Every Beatle painted a distinct picture while seated in a corner. Robert Whitaker, a photographer, was present to document the team in action. “I never saw them calmer or more contented than at this time”, he observed, according to Christie’s release. With a great deal of variation in shapes, colours, and even the paints employed, every area of the painting has an own touch.
Harrison’s section appears to extend the furthest from his corner and employs brushstrokes that are darker and more aggressive in appearance. On the other hand, Starr has a more cartoonish and narrower area. Both Lennon and McCartney worked primarily in acrylic, Christie’s noted. Harrison and Starr relied more on watercolor. The signatures next appear in the centre, where the lamp formerly stood.

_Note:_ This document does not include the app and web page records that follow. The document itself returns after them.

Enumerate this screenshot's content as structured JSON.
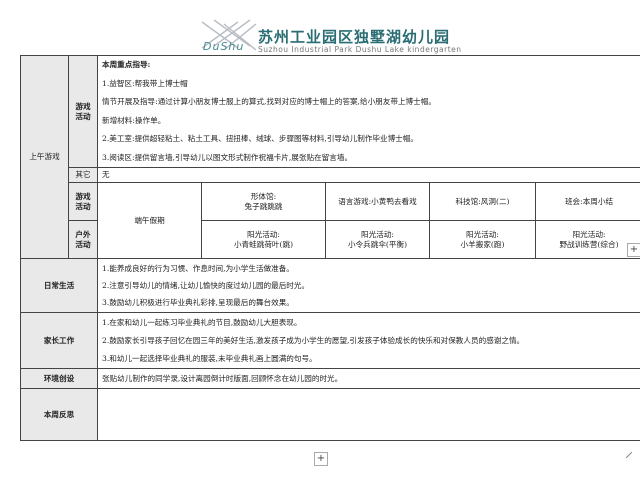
{
  "logo": {
    "dushu_text": "DuShu",
    "school_name": "苏州工业园区独墅湖幼儿园",
    "english_name": "Suzhou Industrial Park Dushu Lake kindergarten"
  },
  "table": {
    "morning_label": "上午游戏",
    "game_activity_label": "游戏活动",
    "game_activity": {
      "heading": "本周重点指导:",
      "lines": [
        "1.益智区:帮我带上博士帽",
        "情节开展及指导:通过计算小朋友博士服上的算式,找到对应的博士帽上的答案,给小朋友带上博士帽。",
        "新增材料:操作单。",
        "2.美工室:提供超轻粘土、粘土工具、扭扭棒、绒球、步骤图等材料,引导幼儿制作毕业博士帽。",
        "3.阅读区:提供留言墙,引导幼儿以图文形式制作祝福卡片,展张贴在留言墙。"
      ]
    },
    "other_label": "其它",
    "other_value": "无",
    "game_row_label": "游戏活动",
    "dragon_boat": "端午假期",
    "games": [
      [
        "形体馆:",
        "兔子跳跳跳"
      ],
      [
        "语言游戏:小黄鸭去看戏"
      ],
      [
        "科技馆:风洞(二)"
      ],
      [
        "班会:本周小结"
      ]
    ],
    "outdoor_label": "户外活动",
    "outdoor": [
      [
        "阳光活动:",
        "小青蛙跳荷叶(跳)"
      ],
      [
        "阳光活动:",
        "小令兵跳伞(平衡)"
      ],
      [
        "阳光活动:",
        "小羊搬家(跑)"
      ],
      [
        "阳光活动:",
        "野战训练营(综合)"
      ]
    ],
    "daily_life_label": "日常生活",
    "daily_life": [
      "1.能养成良好的行为习惯、作息时间,为小学生活做准备。",
      "2.注意引导幼儿的情绪,让幼儿愉快的度过幼儿园的最后时光。",
      "3.鼓励幼儿积极进行毕业典礼彩排,呈现最后的舞台效果。"
    ],
    "parents_label": "家长工作",
    "parents": [
      "1.在家和幼儿一起练习毕业典礼的节目,鼓励幼儿大胆表现。",
      "2.鼓励家长引导孩子回忆在园三年的美好生活,激发孩子成为小学生的愿望,引发孩子体验成长的快乐和对保教人员的感谢之情。",
      "3.和幼儿一起选择毕业典礼的服装,未毕业典礼画上圆满的句号。"
    ],
    "environment_label": "环境创设",
    "environment": "张贴幼儿制作的同学录,设计离园倒计时版面,回顾怀念在幼儿园的时光。",
    "reflection_label": "本周反思",
    "reflection": ""
  },
  "controls": {
    "add_row_symbol": "+",
    "add_col_symbol": "+"
  }
}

Although the Beatles never gave their artwork a formal name, in the late 1980s it came to be known as “Images of a Woman”. At that time, “a Japanese journalist thought he could see female genitals in Paul’s quadrant,” according to Christie’s. “It’s all very much in the eye of the beholder, isn’t it? It wasn’t the intention, necessarily, of the painting as it was being done. I think it was more fluid, it was more freeform and just the members expressing themselves”, Rogers said.